§ Work to be completed: Select every line below containing the word "title".

§ Excerpted records:
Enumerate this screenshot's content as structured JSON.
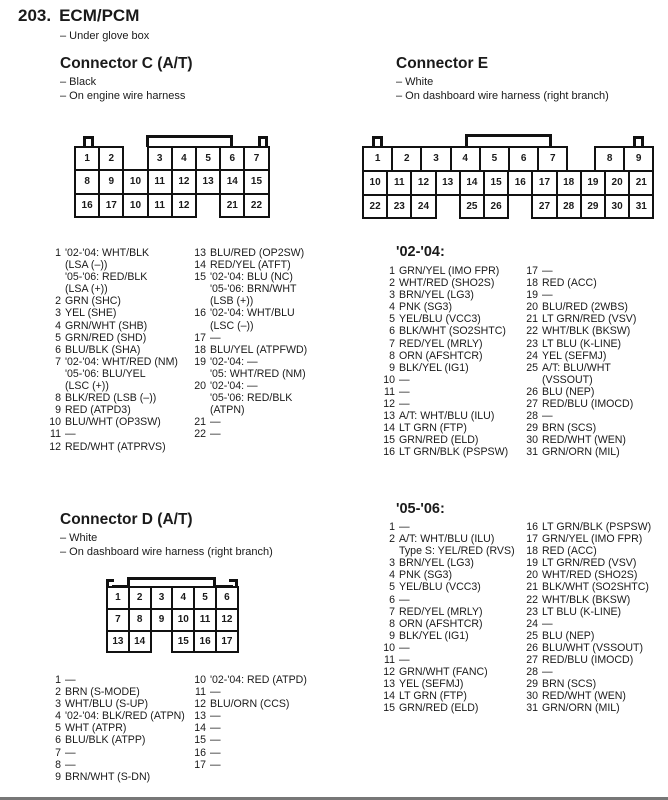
{
  "header": {
    "number": "203.",
    "title": "ECM/PCM",
    "location": "– Under glove box"
  },
  "connector_c": {
    "title": "Connector C (A/T)",
    "notes": [
      "– Black",
      "– On engine wire harness"
    ],
    "cells": [
      "1",
      "2",
      "3",
      "4",
      "5",
      "6",
      "7",
      "8",
      "9",
      "10",
      "11",
      "12",
      "13",
      "14",
      "15",
      "16",
      "17",
      "10",
      "11",
      "12",
      "21",
      "22"
    ],
    "pins_col1": [
      {
        "n": "1",
        "lines": [
          "'02-'04: WHT/BLK",
          "(LSA (–))",
          "'05-'06: RED/BLK",
          "(LSA (+))"
        ]
      },
      {
        "n": "2",
        "lines": [
          "GRN (SHC)"
        ]
      },
      {
        "n": "3",
        "lines": [
          "YEL (SHE)"
        ]
      },
      {
        "n": "4",
        "lines": [
          "GRN/WHT (SHB)"
        ]
      },
      {
        "n": "5",
        "lines": [
          "GRN/RED (SHD)"
        ]
      },
      {
        "n": "6",
        "lines": [
          "BLU/BLK (SHA)"
        ]
      },
      {
        "n": "7",
        "lines": [
          "'02-'04: WHT/RED (NM)",
          "'05-'06: BLU/YEL",
          "(LSC (+))"
        ]
      },
      {
        "n": "8",
        "lines": [
          "BLK/RED (LSB (–))"
        ]
      },
      {
        "n": "9",
        "lines": [
          "RED (ATPD3)"
        ]
      },
      {
        "n": "10",
        "lines": [
          "BLU/WHT (OP3SW)"
        ]
      },
      {
        "n": "11",
        "lines": [
          "—"
        ]
      },
      {
        "n": "12",
        "lines": [
          "RED/WHT (ATPRVS)"
        ]
      }
    ],
    "pins_col2": [
      {
        "n": "13",
        "lines": [
          "BLU/RED (OP2SW)"
        ]
      },
      {
        "n": "14",
        "lines": [
          "RED/YEL (ATFT)"
        ]
      },
      {
        "n": "15",
        "lines": [
          "'02-'04: BLU (NC)",
          "'05-'06: BRN/WHT",
          "(LSB (+))"
        ]
      },
      {
        "n": "16",
        "lines": [
          "'02-'04: WHT/BLU",
          "(LSC (–))"
        ]
      },
      {
        "n": "17",
        "lines": [
          "—"
        ]
      },
      {
        "n": "18",
        "lines": [
          "BLU/YEL (ATPFWD)"
        ]
      },
      {
        "n": "19",
        "lines": [
          "'02-'04: —",
          "'05: WHT/RED (NM)"
        ]
      },
      {
        "n": "20",
        "lines": [
          "'02-'04: —",
          "'05-'06: RED/BLK",
          "(ATPN)"
        ]
      },
      {
        "n": "21",
        "lines": [
          "—"
        ]
      },
      {
        "n": "22",
        "lines": [
          "—"
        ]
      }
    ]
  },
  "connector_e": {
    "title": "Connector E",
    "notes": [
      "– White",
      "– On dashboard wire harness (right branch)"
    ],
    "cells_row1": [
      "1",
      "2",
      "3",
      "4",
      "5",
      "6",
      "7",
      "8",
      "9"
    ],
    "cells_row2": [
      "10",
      "11",
      "12",
      "13",
      "14",
      "15",
      "16",
      "17",
      "18",
      "19",
      "20",
      "21"
    ],
    "cells_row3": [
      "22",
      "23",
      "24",
      "25",
      "26",
      "27",
      "28",
      "29",
      "30",
      "31"
    ],
    "years_0204": {
      "title": "'02-'04:",
      "pins_col1": [
        {
          "n": "1",
          "lines": [
            "GRN/YEL (IMO FPR)"
          ]
        },
        {
          "n": "2",
          "lines": [
            "WHT/RED (SHO2S)"
          ]
        },
        {
          "n": "3",
          "lines": [
            "BRN/YEL (LG3)"
          ]
        },
        {
          "n": "4",
          "lines": [
            "PNK (SG3)"
          ]
        },
        {
          "n": "5",
          "lines": [
            "YEL/BLU (VCC3)"
          ]
        },
        {
          "n": "6",
          "lines": [
            "BLK/WHT (SO2SHTC)"
          ]
        },
        {
          "n": "7",
          "lines": [
            "RED/YEL (MRLY)"
          ]
        },
        {
          "n": "8",
          "lines": [
            "ORN (AFSHTCR)"
          ]
        },
        {
          "n": "9",
          "lines": [
            "BLK/YEL (IG1)"
          ]
        },
        {
          "n": "10",
          "lines": [
            "—"
          ]
        },
        {
          "n": "11",
          "lines": [
            "—"
          ]
        },
        {
          "n": "12",
          "lines": [
            "—"
          ]
        },
        {
          "n": "13",
          "lines": [
            "A/T: WHT/BLU (ILU)"
          ]
        },
        {
          "n": "14",
          "lines": [
            "LT GRN (FTP)"
          ]
        },
        {
          "n": "15",
          "lines": [
            "GRN/RED (ELD)"
          ]
        },
        {
          "n": "16",
          "lines": [
            "LT GRN/BLK (PSPSW)"
          ]
        }
      ],
      "pins_col2": [
        {
          "n": "17",
          "lines": [
            "—"
          ]
        },
        {
          "n": "18",
          "lines": [
            "RED (ACC)"
          ]
        },
        {
          "n": "19",
          "lines": [
            "—"
          ]
        },
        {
          "n": "20",
          "lines": [
            "BLU/RED (2WBS)"
          ]
        },
        {
          "n": "21",
          "lines": [
            "LT GRN/RED (VSV)"
          ]
        },
        {
          "n": "22",
          "lines": [
            "WHT/BLK (BKSW)"
          ]
        },
        {
          "n": "23",
          "lines": [
            "LT BLU (K-LINE)"
          ]
        },
        {
          "n": "24",
          "lines": [
            "YEL (SEFMJ)"
          ]
        },
        {
          "n": "25",
          "lines": [
            "A/T: BLU/WHT",
            "(VSSOUT)"
          ]
        },
        {
          "n": "26",
          "lines": [
            "BLU (NEP)"
          ]
        },
        {
          "n": "27",
          "lines": [
            "RED/BLU (IMOCD)"
          ]
        },
        {
          "n": "28",
          "lines": [
            "—"
          ]
        },
        {
          "n": "29",
          "lines": [
            "BRN (SCS)"
          ]
        },
        {
          "n": "30",
          "lines": [
            "RED/WHT (WEN)"
          ]
        },
        {
          "n": "31",
          "lines": [
            "GRN/ORN (MIL)"
          ]
        }
      ]
    },
    "years_0506": {
      "title": "'05-'06:",
      "pins_col1": [
        {
          "n": "1",
          "lines": [
            "—"
          ]
        },
        {
          "n": "2",
          "lines": [
            "A/T: WHT/BLU (ILU)",
            "Type S: YEL/RED (RVS)"
          ]
        },
        {
          "n": "3",
          "lines": [
            "BRN/YEL (LG3)"
          ]
        },
        {
          "n": "4",
          "lines": [
            "PNK (SG3)"
          ]
        },
        {
          "n": "5",
          "lines": [
            "YEL/BLU (VCC3)"
          ]
        },
        {
          "n": "6",
          "lines": [
            "—"
          ]
        },
        {
          "n": "7",
          "lines": [
            "RED/YEL (MRLY)"
          ]
        },
        {
          "n": "8",
          "lines": [
            "ORN (AFSHTCR)"
          ]
        },
        {
          "n": "9",
          "lines": [
            "BLK/YEL (IG1)"
          ]
        },
        {
          "n": "10",
          "lines": [
            "—"
          ]
        },
        {
          "n": "11",
          "lines": [
            "—"
          ]
        },
        {
          "n": "12",
          "lines": [
            "GRN/WHT (FANC)"
          ]
        },
        {
          "n": "13",
          "lines": [
            "YEL (SEFMJ)"
          ]
        },
        {
          "n": "14",
          "lines": [
            "LT GRN (FTP)"
          ]
        },
        {
          "n": "15",
          "lines": [
            "GRN/RED (ELD)"
          ]
        }
      ],
      "pins_col2": [
        {
          "n": "16",
          "lines": [
            "LT GRN/BLK (PSPSW)"
          ]
        },
        {
          "n": "17",
          "lines": [
            "GRN/YEL (IMO FPR)"
          ]
        },
        {
          "n": "18",
          "lines": [
            "RED (ACC)"
          ]
        },
        {
          "n": "19",
          "lines": [
            "LT GRN/RED (VSV)"
          ]
        },
        {
          "n": "20",
          "lines": [
            "WHT/RED (SHO2S)"
          ]
        },
        {
          "n": "21",
          "lines": [
            "BLK/WHT (SO2SHTC)"
          ]
        },
        {
          "n": "22",
          "lines": [
            "WHT/BLK (BKSW)"
          ]
        },
        {
          "n": "23",
          "lines": [
            "LT BLU (K-LINE)"
          ]
        },
        {
          "n": "24",
          "lines": [
            "—"
          ]
        },
        {
          "n": "25",
          "lines": [
            "BLU (NEP)"
          ]
        },
        {
          "n": "26",
          "lines": [
            "BLU/WHT (VSSOUT)"
          ]
        },
        {
          "n": "27",
          "lines": [
            "RED/BLU (IMOCD)"
          ]
        },
        {
          "n": "28",
          "lines": [
            "—"
          ]
        },
        {
          "n": "29",
          "lines": [
            "BRN (SCS)"
          ]
        },
        {
          "n": "30",
          "lines": [
            "RED/WHT (WEN)"
          ]
        },
        {
          "n": "31",
          "lines": [
            "GRN/ORN (MIL)"
          ]
        }
      ]
    }
  },
  "connector_d": {
    "title": "Connector D (A/T)",
    "notes": [
      "– White",
      "– On dashboard wire harness (right branch)"
    ],
    "cells": [
      "1",
      "2",
      "3",
      "4",
      "5",
      "6",
      "7",
      "8",
      "9",
      "10",
      "11",
      "12",
      "13",
      "14",
      "15",
      "16",
      "17"
    ],
    "pins_col1": [
      {
        "n": "1",
        "lines": [
          "—"
        ]
      },
      {
        "n": "2",
        "lines": [
          "BRN (S-MODE)"
        ]
      },
      {
        "n": "3",
        "lines": [
          "WHT/BLU (S-UP)"
        ]
      },
      {
        "n": "4",
        "lines": [
          "'02-'04: BLK/RED (ATPN)"
        ]
      },
      {
        "n": "5",
        "lines": [
          "WHT (ATPR)"
        ]
      },
      {
        "n": "6",
        "lines": [
          "BLU/BLK (ATPP)"
        ]
      },
      {
        "n": "7",
        "lines": [
          "—"
        ]
      },
      {
        "n": "8",
        "lines": [
          "—"
        ]
      },
      {
        "n": "9",
        "lines": [
          "BRN/WHT (S-DN)"
        ]
      }
    ],
    "pins_col2": [
      {
        "n": "10",
        "lines": [
          "'02-'04: RED (ATPD)"
        ]
      },
      {
        "n": "11",
        "lines": [
          "—"
        ]
      },
      {
        "n": "12",
        "lines": [
          "BLU/ORN (CCS)"
        ]
      },
      {
        "n": "13",
        "lines": [
          "—"
        ]
      },
      {
        "n": "14",
        "lines": [
          "—"
        ]
      },
      {
        "n": "15",
        "lines": [
          "—"
        ]
      },
      {
        "n": "16",
        "lines": [
          "—"
        ]
      },
      {
        "n": "17",
        "lines": [
          "—"
        ]
      }
    ]
  }
}
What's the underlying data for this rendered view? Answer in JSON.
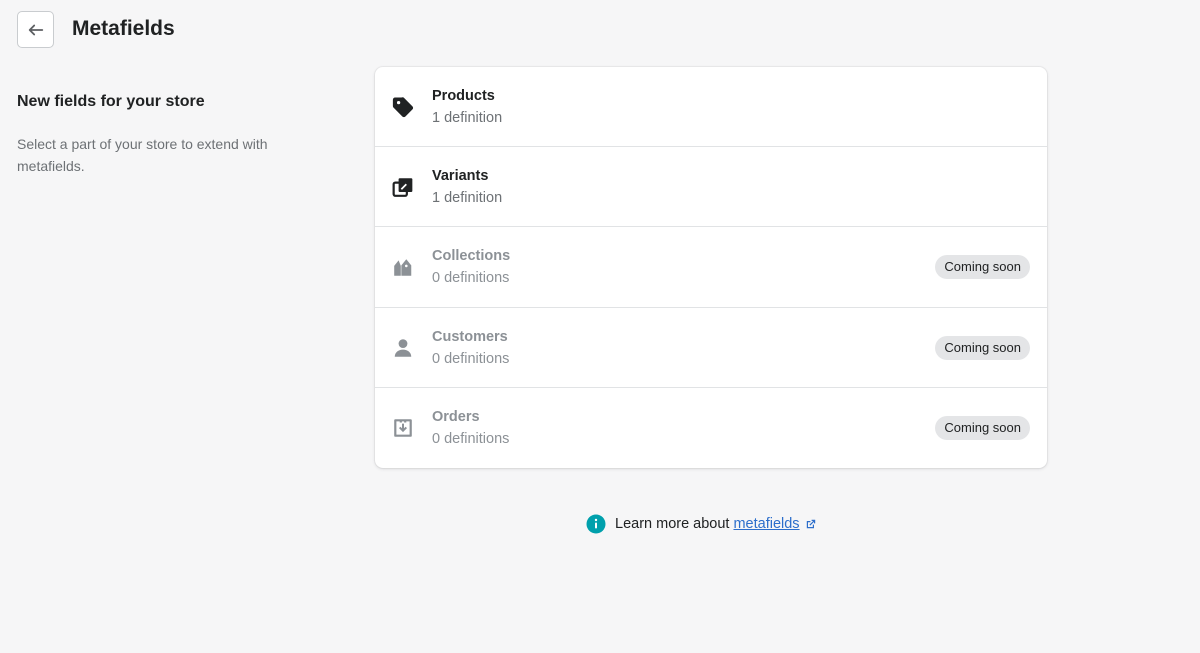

§ Response area:
    "title": "ECM/PCM",
    "title": "Connector C (A/T)",
    "title": "Connector E",
      "title": "'02-'04:",
      "title": "'05-'06:",
    "title": "Connector D (A/T)",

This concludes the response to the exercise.